  • When you aren't sure where to start or what to say, "let your children guide you on what they want to hear."
  • Ask questions. Remember "listening is more about asking leading questions; it's also about noticing behaviors that offer a strong hint of what is going on." Ask leading questions like, "What would you like to talk about?"
  • Be available when your child is ready to talk, which may be during a drive or while cooking dinner instead of at a "sit down talk".

Keeping routines is important to providing the comfort of predictable days and events.

 

Here are three tips for family rituals or routines:

  • Family dinners - Plan a family dinner several nights of the week, for example try these themed meals: Taco Tuesdays or Saturday morning pancakes
  • Sporting events - Creating memories is important. If your family has always loved going to a professional baseball game, don't let the absence of the deployed parent stop you from participating. Go to the ballpark have a hot dog and take lots of photos. Share the experience with your deployed loved one by sending the photos in the next care package along with a letter describing the experience. Tell them you can't wait to go to a game together when they return home.
  • Baking - Try making cupcakes, muffins, or a family recipe. If you have access to videoconference software, consider pointing the computer screen towards the kitchen as you prepare your baked creation. If you are making cookies, be sure to send a good portion in your next care package!

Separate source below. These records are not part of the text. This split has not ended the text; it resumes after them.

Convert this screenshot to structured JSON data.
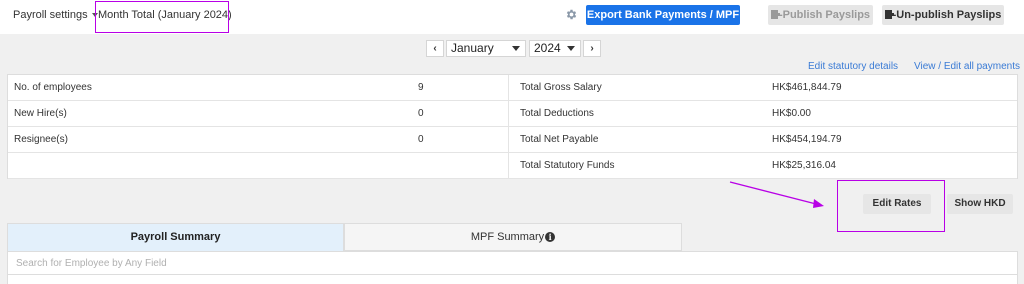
{
  "header": {
    "payroll_settings_label": "Payroll settings",
    "month_total_label": "Month Total (January 2024)",
    "export_button_label": "Export Bank Payments / MPF",
    "publish_button_label": "-Publish Payslips",
    "unpublish_button_label": "-Un-publish Payslips",
    "settings_icon": "gear-icon"
  },
  "period": {
    "prev_symbol": "‹",
    "next_symbol": "›",
    "month": "January",
    "year": "2024"
  },
  "links": {
    "edit_statutory": "Edit statutory details",
    "view_payments": "View / Edit all payments"
  },
  "summary": {
    "rows": [
      {
        "label": "No. of employees",
        "count": "9",
        "desc": "Total Gross Salary",
        "amount": "HK$461,844.79"
      },
      {
        "label": "New Hire(s)",
        "count": "0",
        "desc": "Total Deductions",
        "amount": "HK$0.00"
      },
      {
        "label": "Resignee(s)",
        "count": "0",
        "desc": "Total Net Payable",
        "amount": "HK$454,194.79"
      },
      {
        "label": "",
        "count": "",
        "desc": "Total Statutory Funds",
        "amount": "HK$25,316.04"
      }
    ]
  },
  "actions": {
    "edit_rates_label": "Edit Rates",
    "show_hkd_label": "Show HKD"
  },
  "tabs": {
    "payroll_summary": "Payroll Summary",
    "mpf_summary": "MPF Summary",
    "info_symbol": "i"
  },
  "search": {
    "placeholder": "Search for Employee by Any Field",
    "value": ""
  },
  "colors": {
    "primary_button": "#1a73e8",
    "annotation": "#b800e6",
    "link": "#3a7bd5",
    "active_tab": "#e3f0fb"
  }
}
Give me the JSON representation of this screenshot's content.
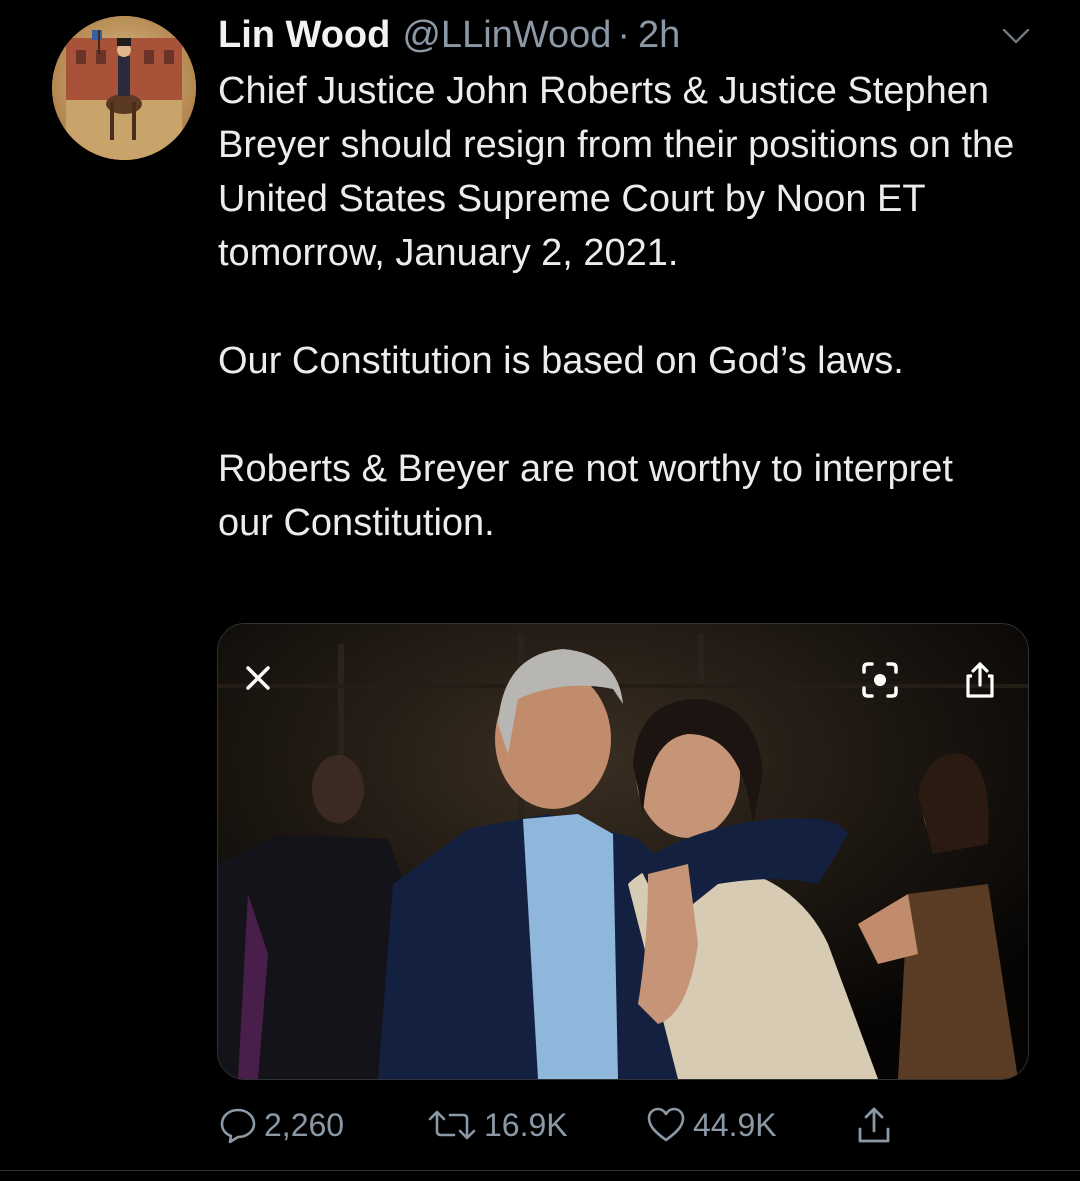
{
  "author": {
    "display_name": "Lin Wood",
    "handle": "@LLinWood",
    "separator": "·",
    "time_ago": "2h"
  },
  "tweet": {
    "paragraphs": [
      "Chief Justice John Roberts & Justice Stephen Breyer should resign from their positions on the United States Supreme Court by Noon ET tomorrow, January 2, 2021.",
      "Our Constitution is based on God’s laws.",
      "Roberts & Breyer are not worthy to interpret our Constitution."
    ]
  },
  "media": {
    "icons": [
      "close-icon",
      "lens-icon",
      "share-icon"
    ]
  },
  "actions": {
    "replies": "2,260",
    "retweets": "16.9K",
    "likes": "44.9K"
  },
  "icons": {
    "more": "chevron-down-icon",
    "reply": "speech-bubble-icon",
    "retweet": "retweet-arrows-icon",
    "like": "heart-icon",
    "share": "share-upload-icon"
  },
  "colors": {
    "background": "#000000",
    "text": "#e7e9ea",
    "muted": "#8b98a5"
  }
}
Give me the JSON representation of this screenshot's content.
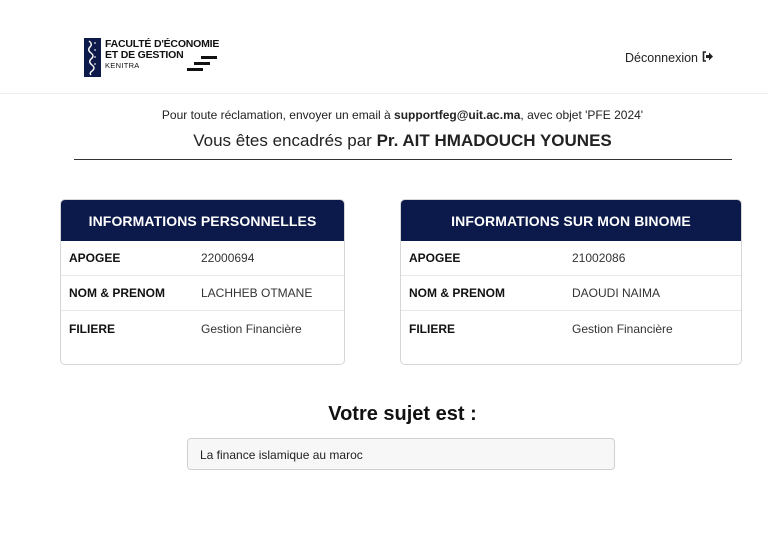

Dr. Ginsburg emphasizes loving our kids unconditionally and our kids knowing we aren't going anywhere. Taking the time to do some of these things can help your kids stay connected to their deployed parent and help foster these feelings in our kids.

 

What are your suggestions to stay connected to a deployed parent?

 

To learn more strategies visit Dr. Ginsburg's website.

 

Resource: Building Resilience in Children and Teens: Giving Kids Roots and Wings by Kenneth Ginsburg, MD, MS Ed, FAAP published by American Academy of Pediatrics 2011